How do societies achieve cohesion in countries where the population is formed of different racial and ethnic groups? Although the debate continues, one constant is the agreement on the need for equality for all citizens of such societies. These egalitarian principles are believed by many to underpin a stable and just society. The question then arises of how best to achieve this equality? This book looks at the policy of affirmative action as it has evolved in different parts of the world: Australia, Canada, Great Britain, India, Northern Ireland, South Africa and the United States. The detailed juxtaposition of country case-studies allows readers to make comparisons and highlight disparities. Although affirmative action has operated in favour of various segments of the population, this book concentrates on the policy with regard to racial/ethnic groups. It explores the origin of the concept: where and how the policy emerged and what form it has taken, in order to open up the debate on this highly sensitive area of social policy.
Table of Contents
Contents: Foreword; Introduction, Elaine Kennedy-Dubourdieu; Affirmative action in the United States, Jo Ann Ooiman Robinson; Challenging systemic racism in Canada, Colleen Sheppard; Affirmative action in India, Ashwini Deshpande; From periphery to mainstream: affirmative action in Britain, Elaine Kennedy-Dubourdieu; Affirmative action in Northern Ireland, Bronagh Hinds and CiarÃ¡n O'Kelly; Australian multicultural equity and fair go, Martine Piquet; Affirmative action in South Africa: the limits of history, Beverly Thaver; Conclusion, Elaine Kennedy-Dubourdieu; Bibliography; Index.
'Affirmative action is a highly controversial issue today and many support it or dismiss it without grasping the ins and outs of the policy.

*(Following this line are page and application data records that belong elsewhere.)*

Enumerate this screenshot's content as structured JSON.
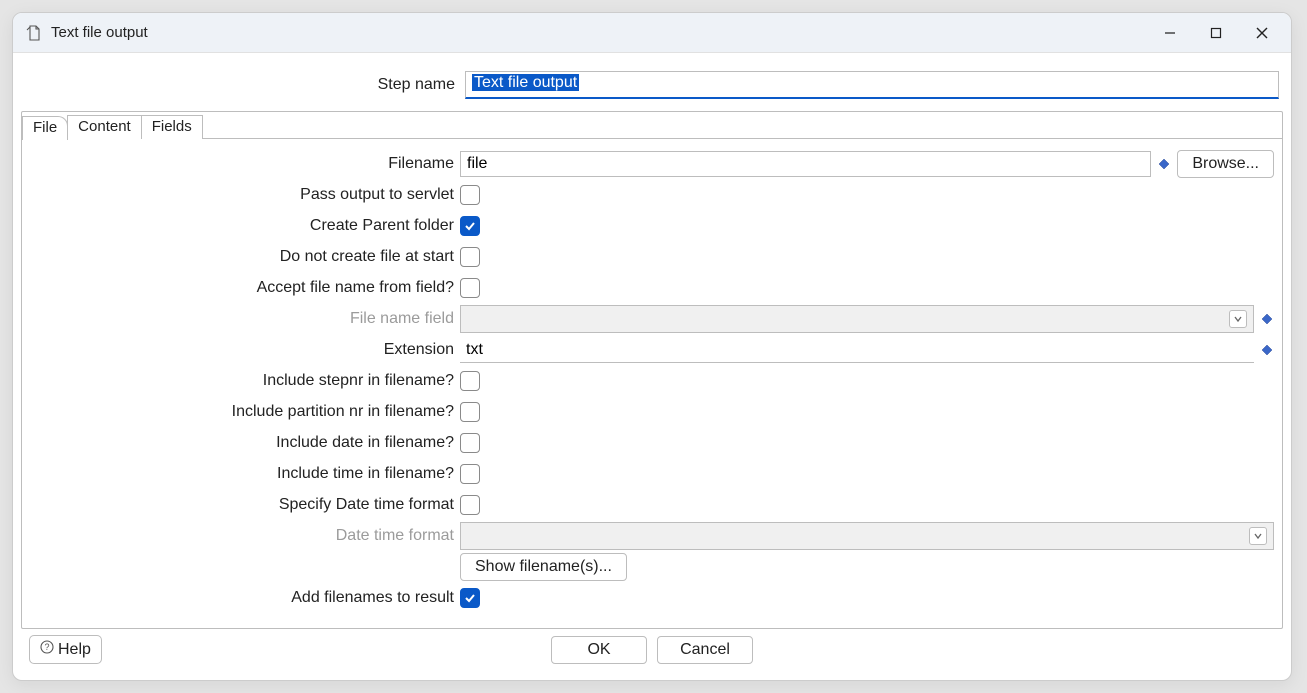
{
  "window": {
    "title": "Text file output"
  },
  "step": {
    "label": "Step name",
    "value": "Text file output"
  },
  "tabs": {
    "file": "File",
    "content": "Content",
    "fields": "Fields"
  },
  "labels": {
    "filename": "Filename",
    "passOutput": "Pass output to servlet",
    "createParent": "Create Parent folder",
    "doNotCreate": "Do not create file at start",
    "acceptFileName": "Accept file name from field?",
    "fileNameField": "File name field",
    "extension": "Extension",
    "includeStepnr": "Include stepnr in filename?",
    "includePartition": "Include partition nr in filename?",
    "includeDate": "Include date in filename?",
    "includeTime": "Include time in filename?",
    "specifyDateTime": "Specify Date time format",
    "dateTimeFormat": "Date time format",
    "addFilenames": "Add filenames to result"
  },
  "values": {
    "filename": "file",
    "extension": "txt",
    "fileNameField": "",
    "dateTimeFormat": ""
  },
  "checks": {
    "passOutput": false,
    "createParent": true,
    "doNotCreate": false,
    "acceptFileName": false,
    "includeStepnr": false,
    "includePartition": false,
    "includeDate": false,
    "includeTime": false,
    "specifyDateTime": false,
    "addFilenames": true
  },
  "buttons": {
    "browse": "Browse...",
    "showFilenames": "Show filename(s)...",
    "ok": "OK",
    "cancel": "Cancel",
    "help": "Help"
  }
}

By providing the ground rules and the basic markers of time, terminology and context this book helps the reader understand this complex and extremely emotive question. It is a precious contribution to the present debate on race relations.' Michel Prum, University of Paris 7, France 'This book looks at affirmative action in seven countires (Australia, Canada, Britain, USA, India, Northern Ireland and South Africa), concentrating on the ethnic and racial aspects of policy...Albie Sachs describes the core feature of affirmative action as "involv[ing] focussed and deliberate governmental intervention that takes account of the reality of race to deal with and overcome the problems associated with race" (p. x), a theme which runs through the different case studies...the combination of the different cases makes this a useful book to anyone wanting to learn the history of affirmative action policies in a variety of countries, or to those interested in inequality and discrimination' Political Studies Review